It's been an unusually busy week. I sit here with my most precious cup of coffee and I wonder how I will get through today. The list is longer than normal. Pop a trip to the vets at the bottom of it and an early night for my girls (fingers crossed) and by then, I will just be preparing myself to wake up tomorrow and deliver one to a friends for the day and take the other to her exam day at a school. She has a friend there. Such a relief. I am certain she will see many friendly faces. Have I done enough? Have I given her enough opportunities I wonder for the school to see passed her inability to do some of the work yet see the child I have educated the best way I thought possible and her ability to shine? I wouldn't put her towards this hurdle if I truly didn't believe the school would suit her. I loved it from the first visit. I just can't afford it. Come on karma. Please make this right.

It's time for me to wake my girls. I might have another silent cup of coffee first as I prepare their packed lunches and ignore someones ironing. I'll do that tonight or maybe tomorrow. I'll apologise. Sometimes, something's got to give and it's rare that I don't finish my list.

The hamster is on his wheel behind me. Running like crazy with that sweet look on his face. Determined to get somewhere yet I haven't a clue where he thinks he's going. That's the difference I guess. I might be a human hamster going as furiously fast behind closed doors to get things done but I know where I want to be. It would be a worry if I didn't. Right, back to my reality..

Happy Friday.

Sunday, 8 November 2015

Just sometimes..

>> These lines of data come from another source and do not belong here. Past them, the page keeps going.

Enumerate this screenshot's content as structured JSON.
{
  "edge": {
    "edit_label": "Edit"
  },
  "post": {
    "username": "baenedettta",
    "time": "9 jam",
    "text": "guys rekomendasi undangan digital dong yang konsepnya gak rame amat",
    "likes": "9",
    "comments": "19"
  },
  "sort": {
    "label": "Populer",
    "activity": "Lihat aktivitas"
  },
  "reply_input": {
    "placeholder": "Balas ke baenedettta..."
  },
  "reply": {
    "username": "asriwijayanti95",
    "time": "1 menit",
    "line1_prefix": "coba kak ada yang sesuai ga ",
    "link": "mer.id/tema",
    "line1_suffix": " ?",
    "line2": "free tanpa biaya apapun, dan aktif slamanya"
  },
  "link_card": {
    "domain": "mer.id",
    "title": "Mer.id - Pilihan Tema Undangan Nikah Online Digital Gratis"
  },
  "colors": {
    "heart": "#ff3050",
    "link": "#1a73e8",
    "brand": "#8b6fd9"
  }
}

I can't do it. Whether it be writing my will and making monumental decisions of where my girls will go and with who and what if.. If, just if, I might leave this earth before I expect to or want to or should.. Or paying an overdue speeding fine when the initial fine didn't arrive so I get a court summons and with blood running cold and no shoulder to lean on, I admit the crime before I realise that actually I am entitled to a chance to pay the regular fine not get a bigger one for someone else's mistake. Or for applying for a bursary for my daughter to get a chance of an education that I might be stretching her towards just a little bit too much with absolutely no input from her father or even an opinion from any family member because they have no opinion with every finite detail of my low income, bank balance and benefits. The shame that I cannot pay for the fees following generations of fee paying parents but I cannot. I am now the staff that they used to pay, call upon and if lucky, I might get a turkey for a Christmas bonus. Making sure I order enough oil to last the winter ahead and check my tyres, get enough dog and cat food, pay my bills and keep my job. Organise tooth fairies, wish for Father Christmas, explain the importance of Remembrance Sunday, teach bike riding, shoe lace tying, whistling and skipping. Sing a song loudly out of tune, dare watch my girls have a hobby on a horse without a hat and doing tricks, learning times tables and peeling spuds. Just sometimes, I would love to able to sit with my mother and laugh over names like Doreen and Chantalle. It was a private joke. She would get it. It wasn't a bad thing, it was just ours. Just occasionally, as I add to my story I am able to remember her brilliant sense of humour which just about overtakes her change of mood and neglect. Why oh why didn't you love that little girl? That tiny, skinny little girl who needed you to love her so much. I still don't understand.

Just sometimes, as the sea crashes against the wall and I feel free and exhilarated, I wonder if you would have stopped me wasting my time. I have wasted so much time. I have believed such lies and listened to enormous bullshit. I look at faces and see laughter and kindness. I ache for solidarity and support but I cannot off-load my lot nor will I ever step aside. I am so tired. Full of sea air and a rare days sun, wind in my hair and walking up hills, I reminded myself why I love my family and what I need to make it all better. Trouble is, will I ever trust anyone ever again? Will I ever be able to hear the words and believe them? I hope so. One day. Maybe. It's doubtful but maybe.